Dean of Research in the College of Arts, Humanities, and Social Sciences
Phone: +44 (0)1248 38 2263
Room 306, 39 College Road,
Bangor, Gwynedd LL57 2DG, UK
I am Professor of Linguistics and Dean of Research at the College of Arts, Humanities and Social Sciences. My main focus is on discourse analysis, used specifically to understand how people think. I am author of “Cognitive Discourse Analysis: An Introduction” (Cambridge University Press, 2020) and "Space, Time, and the Use of Language" (Mouton de Gruyter, 2007), co-editor of three books on linguistic representation and dialogue, and have published more than 40 peer-reviewed journal articles in areas of language, cognition and communication. In recent years my focus has moved from space (understanding spatial locations and relationships) to place (meaningful relationships to spaces), especially in relation to climate change.

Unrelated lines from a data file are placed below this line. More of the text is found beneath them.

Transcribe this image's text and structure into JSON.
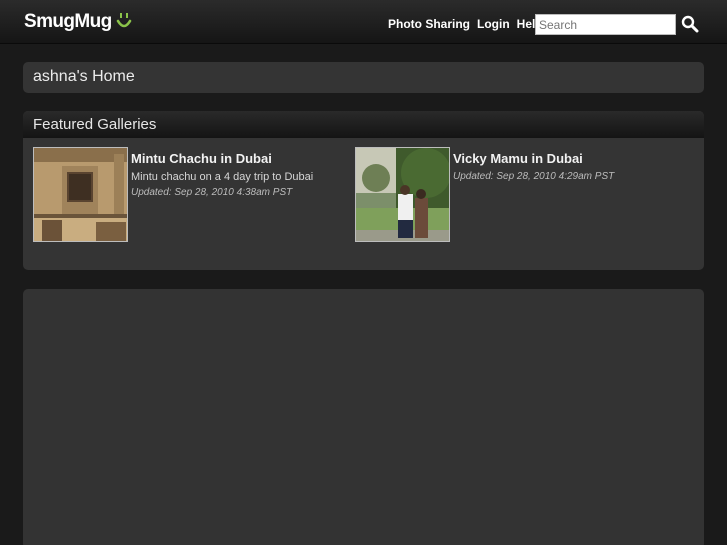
{
  "header": {
    "logo_text": "SmugMug",
    "nav": [
      "Photo Sharing",
      "Login",
      "Help"
    ],
    "search_placeholder": "Search",
    "search_icon": "magnifier-icon"
  },
  "home": {
    "title": "ashna's Home"
  },
  "featured": {
    "title": "Featured Galleries",
    "galleries": [
      {
        "title": "Mintu Chachu in Dubai",
        "description": "Mintu chachu on a 4 day trip to Dubai",
        "updated": "Updated: Sep 28, 2010 4:38am PST"
      },
      {
        "title": "Vicky Mamu in Dubai",
        "description": "",
        "updated": "Updated: Sep 28, 2010 4:29am PST"
      }
    ]
  },
  "colors": {
    "brand_green": "#8bc34a",
    "panel": "#343434",
    "background": "#1a1a1a"
  }
}
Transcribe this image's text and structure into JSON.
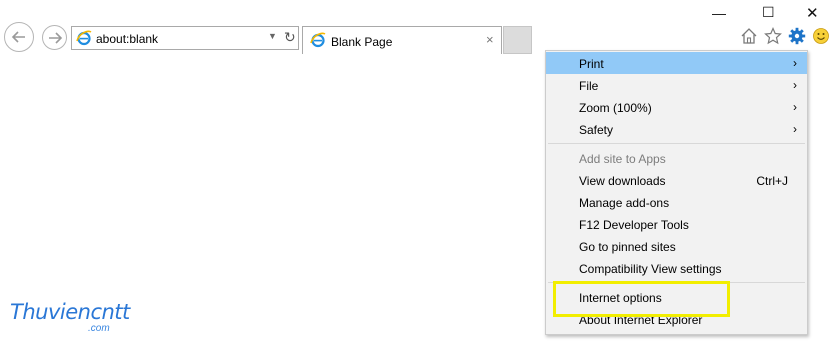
{
  "address": {
    "url": "about:blank"
  },
  "tab": {
    "title": "Blank Page",
    "close_glyph": "×"
  },
  "window": {
    "minimize": "—",
    "maximize": "☐",
    "close": "✕"
  },
  "icons": {
    "back": "back-arrow-icon",
    "forward": "forward-arrow-icon",
    "home": "home-icon",
    "favorites": "star-icon",
    "tools": "gear-icon",
    "feedback": "smiley-icon"
  },
  "menu": {
    "items": [
      {
        "label": "Print",
        "arrow": "›",
        "shortcut": "",
        "highlighted": true,
        "disabled": false
      },
      {
        "label": "File",
        "arrow": "›",
        "shortcut": ""
      },
      {
        "label": "Zoom (100%)",
        "arrow": "›",
        "shortcut": ""
      },
      {
        "label": "Safety",
        "arrow": "›",
        "shortcut": ""
      },
      {
        "label": "Add site to Apps",
        "arrow": "",
        "shortcut": "",
        "disabled": true
      },
      {
        "label": "View downloads",
        "arrow": "",
        "shortcut": "Ctrl+J"
      },
      {
        "label": "Manage add-ons",
        "arrow": "",
        "shortcut": ""
      },
      {
        "label": "F12 Developer Tools",
        "arrow": "",
        "shortcut": ""
      },
      {
        "label": "Go to pinned sites",
        "arrow": "",
        "shortcut": ""
      },
      {
        "label": "Compatibility View settings",
        "arrow": "",
        "shortcut": ""
      },
      {
        "label": "Internet options",
        "arrow": "",
        "shortcut": ""
      },
      {
        "label": "About Internet Explorer",
        "arrow": "",
        "shortcut": ""
      }
    ]
  },
  "watermark": {
    "main": "Thuviencntt",
    "sub": ".com"
  },
  "colors": {
    "menu_highlight": "#91c9f7",
    "annotation_box": "#f2ee00",
    "watermark": "#2a77d6"
  }
}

I have always enjoyed interdisciplinary and international collaboration, within areas of cognitive or social science and beyond. Currently I am involved in SellSTEM, an international network of collaborative research led by Dublin, and in various Wales-wide endeavours and projects that address people's views on, and engagement with, environmental concerns. At Bangor, I founded and am now Director of the Places of Climate Change Research Centre (PloCC), an extensive interdisciplinary network of researchers addressing place-based aspects of climate change threats, mitigations and engagement. I am also co-leading the newly established Wales-wide WISERD network Place-based Approaches To Climate Change (PATCCh).
I'm interested in how we use language, and what this tells us about our thoughts (concepts and thought processes). For this purpose I developed an empirical method, Cognitive Discourse Analysis (CODA: Tenbrink, 2015, and 2020, Cambridge University Press). Typically this means giving speakers a particular task to do in which they express their thoughts in some way, and record what they say in response. The linguistic data are then analysed by looking in detail at how language is used to express thoughts. Insights can be related to previous research on how language relates to thought - for example from theoretical cognitive linguistics or other related fields.

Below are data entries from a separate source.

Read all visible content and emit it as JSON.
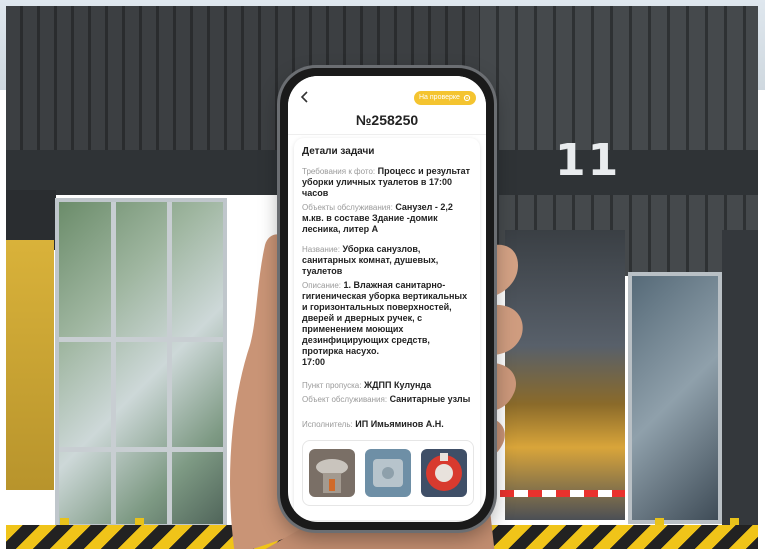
{
  "building": {
    "unit_number": "11"
  },
  "header": {
    "back_icon": "chevron-left-icon",
    "status_label": "На проверке",
    "status_icon": "gear-icon",
    "task_number": "№258250",
    "accent_color": "#f4c430"
  },
  "details": {
    "title": "Детали задачи",
    "photo_requirements": {
      "label": "Требования к фото:",
      "value": "Процесс и результат уборки уличных туалетов  в 17:00 часов"
    },
    "service_objects": {
      "label": "Объекты обслуживания:",
      "value": "Санузел - 2,2 м.кв. в составе Здание -домик лесника, литер А"
    },
    "name": {
      "label": "Название:",
      "value": "Уборка санузлов, санитарных комнат, душевых, туалетов"
    },
    "description": {
      "label": "Описание:",
      "value": "1. Влажная санитарно-гигиеническая уборка вертикальных и горизонтальных поверхностей, дверей и дверных ручек,  с применением моющих дезинфицирующих средств, протирка насухо.",
      "time": "17:00"
    },
    "checkpoint": {
      "label": "Пункт пропуска:",
      "value": "ЖДПП Кулунда"
    },
    "service_object": {
      "label": "Объект обслуживания:",
      "value": "Санитарные узлы"
    },
    "executor": {
      "label": "Исполнитель:",
      "value": "ИП Имьяминов А.Н."
    }
  },
  "photos": [
    {
      "icon": "photo-sink-icon"
    },
    {
      "icon": "photo-fixture-icon"
    },
    {
      "icon": "photo-dispenser-icon"
    }
  ]
}
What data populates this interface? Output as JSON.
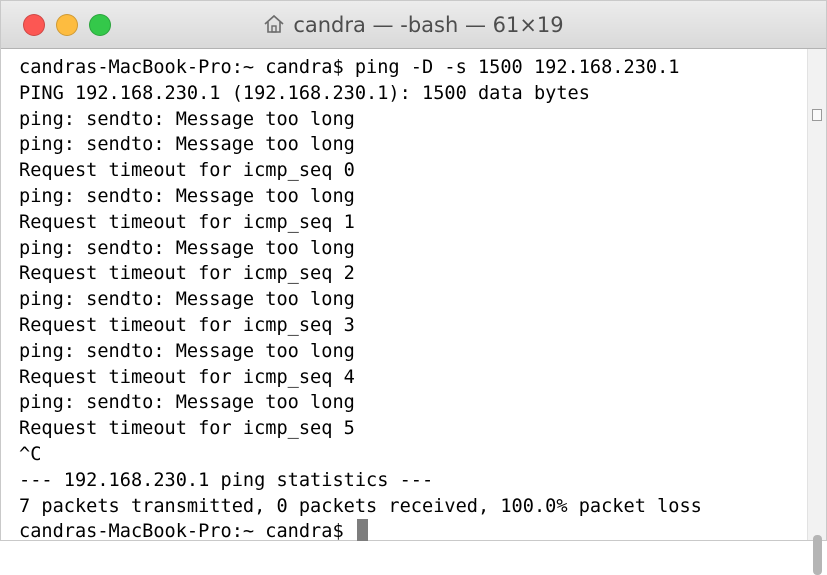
{
  "window": {
    "title": "candra — -bash — 61×19",
    "title_icon": "home-icon",
    "traffic_lights": {
      "close_color": "#fc5753",
      "minimize_color": "#fdbc40",
      "zoom_color": "#34c84a"
    }
  },
  "terminal": {
    "lines": [
      "candras-MacBook-Pro:~ candra$ ping -D -s 1500 192.168.230.1",
      "PING 192.168.230.1 (192.168.230.1): 1500 data bytes",
      "ping: sendto: Message too long",
      "ping: sendto: Message too long",
      "Request timeout for icmp_seq 0",
      "ping: sendto: Message too long",
      "Request timeout for icmp_seq 1",
      "ping: sendto: Message too long",
      "Request timeout for icmp_seq 2",
      "ping: sendto: Message too long",
      "Request timeout for icmp_seq 3",
      "ping: sendto: Message too long",
      "Request timeout for icmp_seq 4",
      "ping: sendto: Message too long",
      "Request timeout for icmp_seq 5",
      "^C",
      "--- 192.168.230.1 ping statistics ---",
      "7 packets transmitted, 0 packets received, 100.0% packet loss"
    ],
    "prompt": "candras-MacBook-Pro:~ candra$ "
  }
}
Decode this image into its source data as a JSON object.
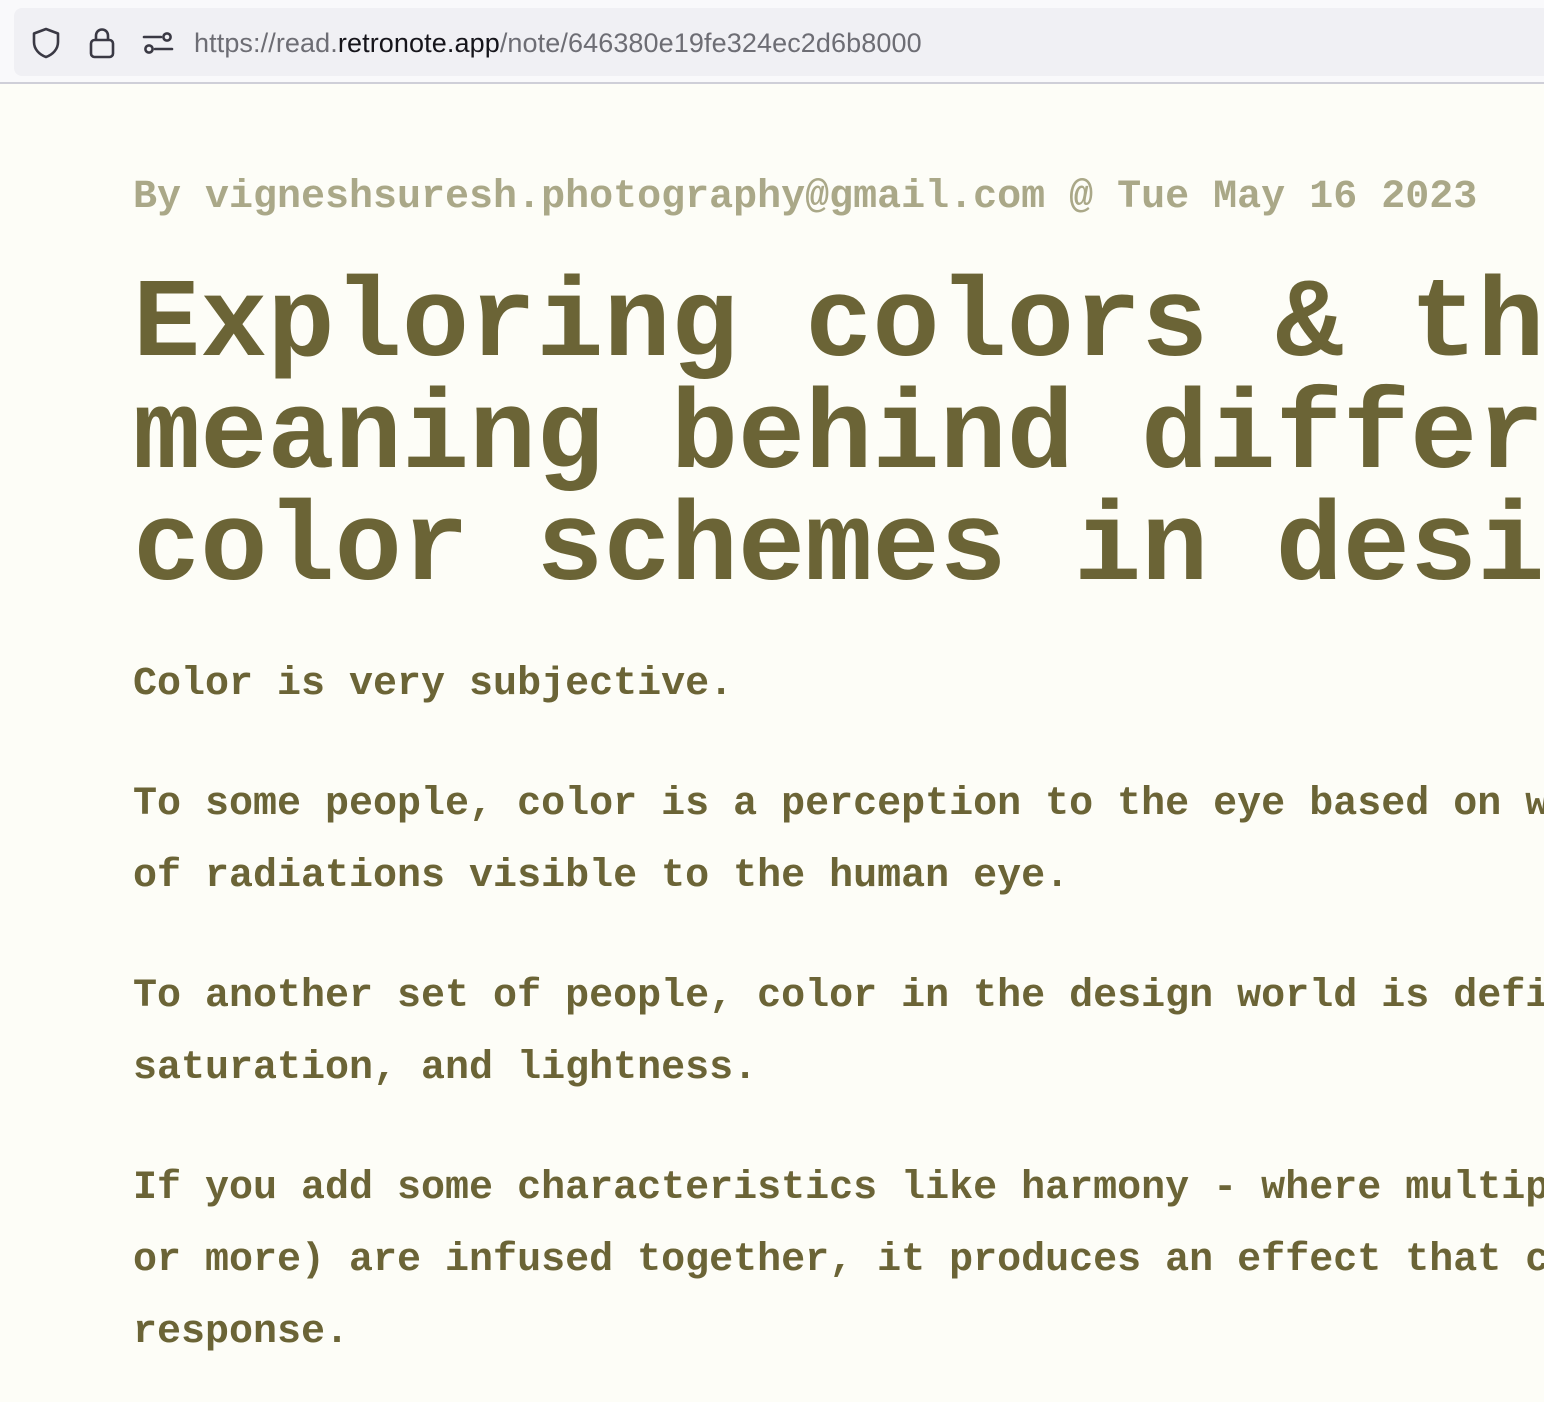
{
  "browser": {
    "url_scheme": "https://read.",
    "url_host": "retronote.app",
    "url_path": "/note/646380e19fe324ec2d6b8000",
    "icons": [
      "shield-icon",
      "lock-icon",
      "page-settings-icon"
    ]
  },
  "note": {
    "byline": "By vigneshsuresh.photography@gmail.com @ Tue May 16 2023",
    "title_lines": [
      "Exploring colors & th",
      "meaning behind differ",
      "color schemes in desi"
    ],
    "paragraphs": [
      {
        "lines": [
          "Color is very subjective."
        ]
      },
      {
        "lines": [
          "To some people, color is a perception to the eye based on w",
          "of radiations visible to the human eye."
        ]
      },
      {
        "lines": [
          "To another set of people, color in the design world is defi",
          "saturation, and lightness."
        ]
      },
      {
        "lines": [
          "If you add some characteristics like harmony - where multip",
          "or more) are infused together, it produces an effect that c",
          "response."
        ]
      }
    ]
  },
  "colors": {
    "page_background": "#fdfdf7",
    "text": "#6b6436",
    "byline": "#aaa888",
    "url_bar": "#f0f0f4"
  }
}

Much of my research has focused on how we understand and talk about our spatial environments, for instance when we try to find our way to a destination, or explain how to find an office in a complex building. More recently my focus has turned to notions of place (rather than space): how do we express in language what places mean to us, how do we relate to them, and in what ways might this be affected by the effects of (or mitigations against) climate change?
For more information, please consult my website, knirb.net.
I have taught modules across many areas of Linguistics as well as some in Cognitive Science.
Within Linguistics, my main current teaching focus is related to methodology, in particular concerning the use of language but also spanning other fields. This comprises Functions of Discourse (which introduces discourse analysis on the basis of Halliday's Systemic Functional Grammar), Cognitive Discourse Analysis, Research Methods in Linguistics, and Language and Communication. My teaching covers fundamental areas in Linguistics (e.g., in Foundations of Linguistics) but also draws on wider insights from Cognitive Science.
I am happy to supervise postgraduate projects in all of the areas mentioned above, in particular those that employ discourse analysis and/or address topics in areas of cognitive linguistics, communication, functional grammar, and more - just get in touch to explore!
I welcome enquiries from students interested in pursuing a PhD related to cognitive discourse analysis and communication.
EU Project: Enhancing spatial ability to help close the gender gap in STEM Press release
Consortium member of EU project 956124: SellSTEM, EU H2020-MSCA-ITN-2020 Consortium initiated by Dr. Gavin Duffy, Dublin. Title: Spatial thinking in STEM learning: Training a new generation of researchers to increase enrolment and gender balance in STEM learning by addressing deficits in spatial ability among children in Europe. Duration: January 2021 - December 2024.